Giant venomous spider webs drape parts of the U.S.: Will they spread to Canada?

Giant venomous spider webs drape parts of the U.S.: Will they spread to Canada?

"Imagine a grape in the palm of your hand. That's about the size of their abdomen," Andrew Davis, a research scientist in the ecology department at the University of Georgia, says.

He's talking about the joro spider, an invasive species that seems everywhere in Georgia this time of year.

Draping neighbourhoods with webs as thick as 3 metres, clinging to porches, branches, and vegetable patches, parts of the southern U.S. are currently covered with sticky webs.

If the winds get strong enough, the spiders can use their webs as 'parachutes,' transporting them as far as 160 km.

The giant spiders - noted for their long legs and bright yellow abdomens - are about 7 cm long, are originally from East Asia, and were first spotted in North America in 2014.

They likely hitchhiked their way into North America via a shipping container. Entomologists say residents should get used to them because they "aren't going anywhere."

2021 was a notable year for the spiders in the U.S., thanks to favourable conditions that allowed for a population boom.

Joro spiders have been spotted in Georgia, Alabama, North Carolina, South Carolina, and Tennessee, and their presence is spreading.

Could joro spiders make their way into Canada?

Because they're excellent hitchhikers, Davis says it's likely joros will pass into Canada.

However, the key to establishing a population is having eggs that survive the winter.

Davis says it's unlikely joro eggs will be able to withstand winter in most parts of Canada, except in southern Ontario.

Still, he's doubtful they will "set up shop" in our neck of the woods.

'Not so bad'

But unlike other invasive species, which can outcompete native wildlife and damage the environment, Rick Hoebeke of the Georgia Museum of Natural History, who first identified the Joro spider in Georgia, says this species isn't so bad. For starters, UGA specialists haven't seen any detrimental effects on native species due to the presence of Joros, aside from their nuisance to humans.
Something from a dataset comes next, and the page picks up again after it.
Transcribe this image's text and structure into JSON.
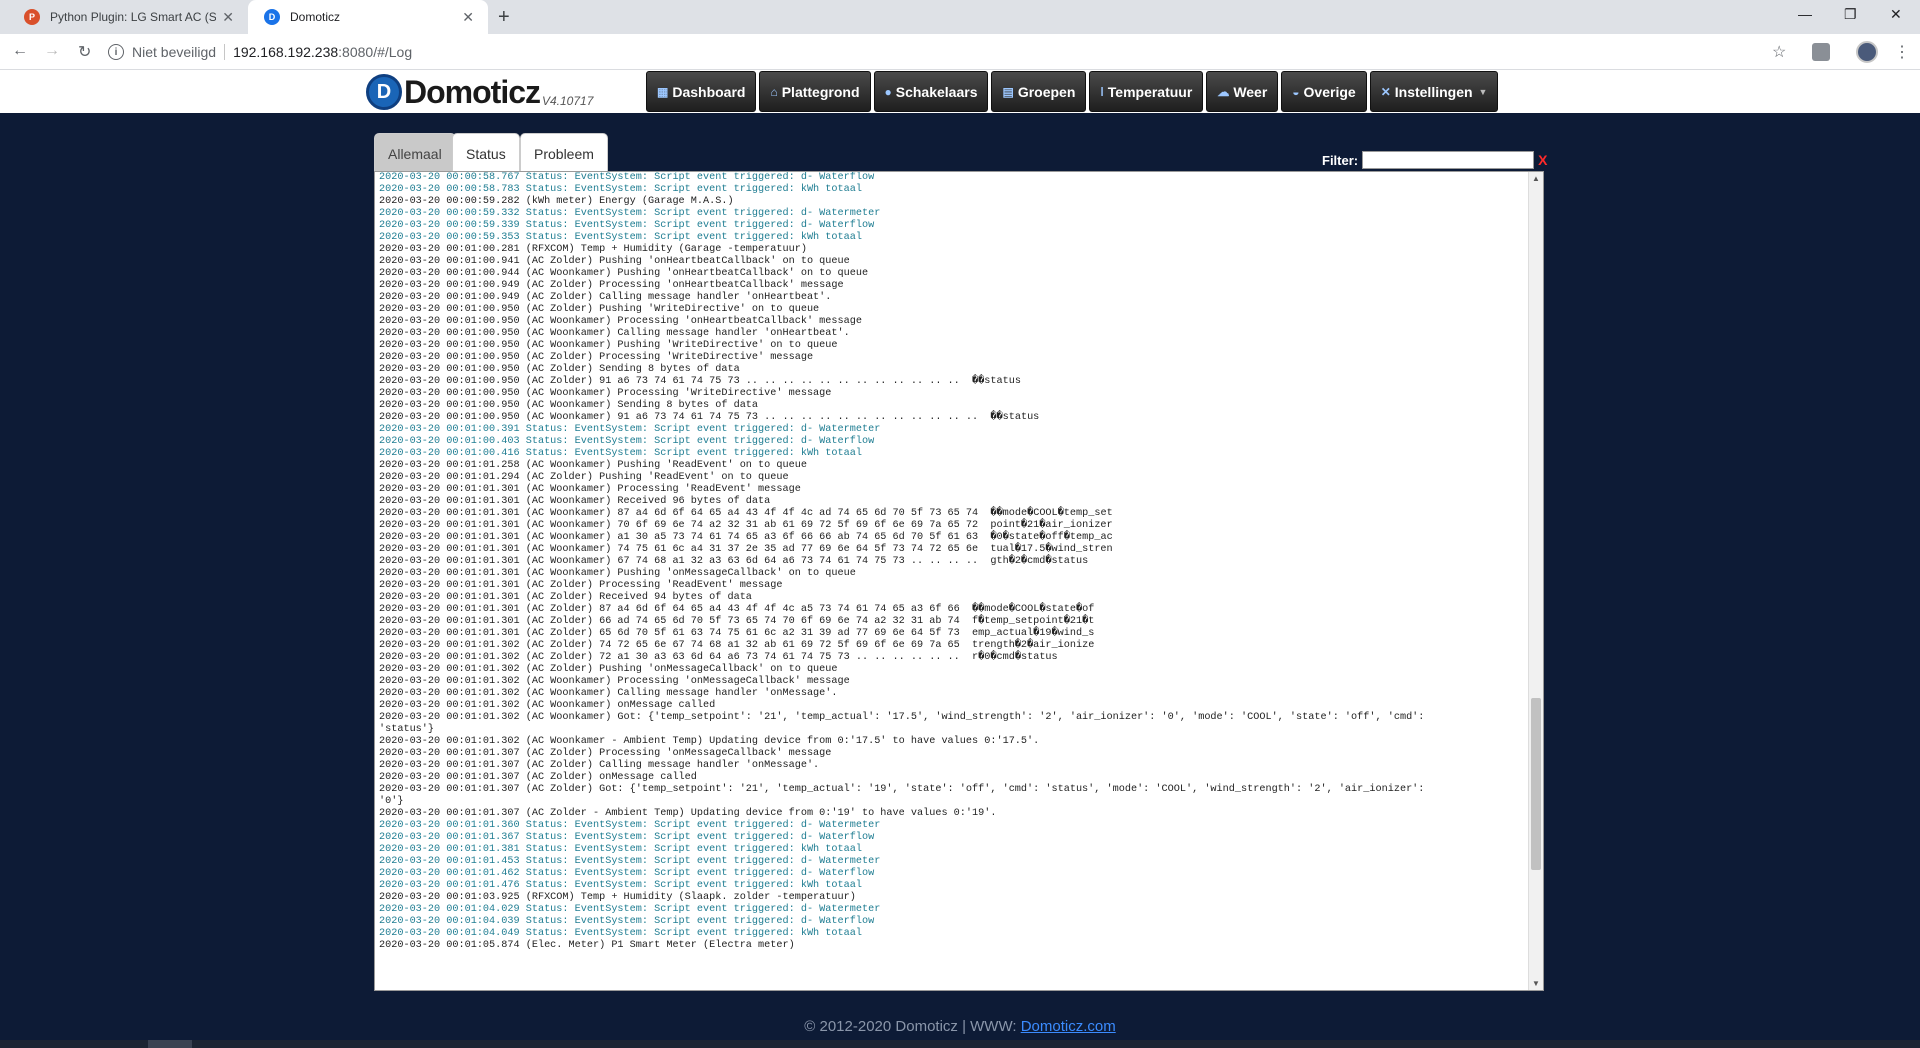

The spiders—which are striking due to their bright colours—act as natural pest control for mosquitoes and other biting insects, reducing the need for chemical pesticides. While joros can bite people, they are unlikely to do so because they are not aggressive, and while venomous, their venom is considered weak and not "medically important".

For that reason, experts classify them as not harmful to humans.

And here's one good thing about their size: They're typically big enough that they won't sneak up on you, making them easier to avoid.

They're also antisocial: Davis says he's never heard of a joro entering someone's home.

Most joros die off by late November, leaving egg sacs that hatch in the spring.

Header image: File photo/Christina Butler/Wikipedia CC BY 2.0